This is a tutorial that will teach you how to use packets.

What are packets?

Packets are what Minecraft uses to send information between a server and client. Each packet has a packettype. Packettypes describe what kind of information a packet holds and for what purpose that information should be used. There are two main kinds of packettypes: server and client. Server packettypes describe packets that are sent to a client from the server, and client packettypes describe packets that are received by the server from the client. Every packettype has a name that looks kinda like this: play_server_player_info. Here, play is that packettypes's group (Another classification of packets that you don't need to worry about) server means that that packettype is a server packettype, and player_info is the rest of its name.

How do we get a packet?

There are two ways you can get an actual packet: intercepting one by using a packet event, or creating one yourself. Packet events are called when a packet is either sent or received. They look like this:

on packet event %packettypes%:
#do stuff

This event has the following event-values:

event-packet #(The packet being sent/received)
event-packettype #(The packettype of the packet)
event-player #(The player sending/receiving)

And can also be cancelled.

Packet creation is done using this simple expression:

new %packettype% packet

What information is stored in a packet, and how do we access and modify it?

Now that you have access to a packet, you can modify its information. Here's a list of all the different syntaxes for packet information:

%type% pinfo %number% of %packet%
%type% array pinfo %number% of %packet%
%string% pinfo %number% of %packet%
%world% pentity %number% of %packet%
byte pnum %number% of %packet%
short pnum %number% of %packet%
int pnum %number% of %packet%
long pnum %number% of %packet%
float pnum %number% of %packet%
double pnum %number% of %packet%
byte array pnum %number% of %packet%
int array pnum %number% of %packet%
%string% pjson %number% of %packet%
%string% array pjson %number% of %packet%
%string% penum %number% of %packet%

Here, %number% is the index (starting from 0) and %packet% is the packet you are getting information from.
  • The first two allow you to put in a type, like 'string', to get all the strings. Keep in mind this doesn't work for all types.
  • The third one allows you to specify the method name for getting infos of a specific type in special cases.
  • The fourth allows you to get all the entities of the packet provided you specify the world (Either player's world or the world of the player who you will send to)
  • 5 through 12 allow you to get infos of different number types.
  • The next two are for getting infos of types that aren't in Skript yet, only one of which is supported - "ChatComponent" for the first one (Not the second one). Doing things with JsonObjects should be pretty easy if you look at skUnity. If not, feel free to ask questions on the MundoSK skUnity thread.
  • The last one is for modifying enum values of packets, where %string% is the name of the enum, like "WorldBorderAction".

All these infos are setttable, which is very important, as it allows you to modify the information in the packet.

How do we send and simulate receiving packets?

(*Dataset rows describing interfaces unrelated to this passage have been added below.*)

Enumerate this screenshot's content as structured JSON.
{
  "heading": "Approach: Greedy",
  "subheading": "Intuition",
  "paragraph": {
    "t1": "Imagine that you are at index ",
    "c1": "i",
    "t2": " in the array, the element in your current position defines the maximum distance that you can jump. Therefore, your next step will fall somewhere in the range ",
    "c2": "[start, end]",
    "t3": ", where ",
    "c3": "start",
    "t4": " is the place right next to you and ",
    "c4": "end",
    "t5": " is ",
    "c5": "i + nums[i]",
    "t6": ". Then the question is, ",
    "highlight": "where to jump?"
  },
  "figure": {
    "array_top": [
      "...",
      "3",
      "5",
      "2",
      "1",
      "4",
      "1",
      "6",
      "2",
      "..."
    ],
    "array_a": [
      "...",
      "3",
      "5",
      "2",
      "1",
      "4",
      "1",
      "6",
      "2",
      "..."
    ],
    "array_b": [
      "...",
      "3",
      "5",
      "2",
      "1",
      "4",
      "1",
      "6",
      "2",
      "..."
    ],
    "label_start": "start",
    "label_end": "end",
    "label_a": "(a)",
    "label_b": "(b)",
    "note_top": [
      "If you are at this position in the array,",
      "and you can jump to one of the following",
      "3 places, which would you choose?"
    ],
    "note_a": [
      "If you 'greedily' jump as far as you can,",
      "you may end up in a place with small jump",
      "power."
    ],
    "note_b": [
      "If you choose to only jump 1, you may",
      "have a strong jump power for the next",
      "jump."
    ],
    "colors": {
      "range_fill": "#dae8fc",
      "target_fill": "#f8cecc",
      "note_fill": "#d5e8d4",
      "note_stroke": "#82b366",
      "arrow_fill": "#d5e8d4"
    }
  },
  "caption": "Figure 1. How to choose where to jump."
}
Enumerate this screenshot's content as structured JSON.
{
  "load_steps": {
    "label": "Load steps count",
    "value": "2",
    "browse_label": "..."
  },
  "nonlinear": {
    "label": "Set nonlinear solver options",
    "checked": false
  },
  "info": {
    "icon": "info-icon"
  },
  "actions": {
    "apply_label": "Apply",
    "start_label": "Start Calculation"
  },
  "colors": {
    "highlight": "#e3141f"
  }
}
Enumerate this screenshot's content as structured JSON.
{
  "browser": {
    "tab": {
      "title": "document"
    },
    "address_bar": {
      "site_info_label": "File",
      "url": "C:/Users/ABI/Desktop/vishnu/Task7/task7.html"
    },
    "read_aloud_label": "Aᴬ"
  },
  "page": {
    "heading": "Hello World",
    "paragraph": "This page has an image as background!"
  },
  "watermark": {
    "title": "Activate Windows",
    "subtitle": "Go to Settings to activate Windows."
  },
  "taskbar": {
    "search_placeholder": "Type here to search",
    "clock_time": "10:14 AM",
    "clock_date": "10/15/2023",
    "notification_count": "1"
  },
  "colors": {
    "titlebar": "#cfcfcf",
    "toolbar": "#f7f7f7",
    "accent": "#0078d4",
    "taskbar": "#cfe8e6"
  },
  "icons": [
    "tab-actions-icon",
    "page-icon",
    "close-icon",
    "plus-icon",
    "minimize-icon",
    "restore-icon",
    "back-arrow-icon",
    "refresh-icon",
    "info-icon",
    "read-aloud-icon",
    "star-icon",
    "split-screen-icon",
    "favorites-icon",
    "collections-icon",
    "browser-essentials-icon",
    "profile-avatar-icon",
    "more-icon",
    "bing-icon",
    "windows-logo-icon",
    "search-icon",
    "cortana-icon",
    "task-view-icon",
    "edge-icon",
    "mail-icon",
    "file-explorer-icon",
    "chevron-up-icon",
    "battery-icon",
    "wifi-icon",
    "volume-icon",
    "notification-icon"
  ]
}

To send a packet that you have created, use this effect:

send %players% packet[s] %packets%

You can simulate the server receiving a packet from a player using this effect:

receive packet[s] %packets% from %players%

Helpful Resources provides a list of packets, their fields, and what their fields represent. It can be useful for knowing what each pinfo of a packet means, however most of the packet names are different from their MundoSK names (which are based on their ProtocolLib names), and the fields aren't always 100% the same.

PacketWrapper created by one of ProtocolLib's developers is a library of wrappers for all the packets, It has methods that tell you exactly what each pinfo represents and sometimes also has int values telling you what an int pnum's different values mean. It was made for 1.11, but if you go through its history you will be able to see older versions of the wrappers for previous versions.

The PacketType class from ProtocolLib has a 100% up-to-date list of all of the packettypes available.

The EnumWrappers class from ProtocolLib has a list of all the enums/values that can be used in the penum expression.

Questions? Comments? Suggestions or improvements? Comment below!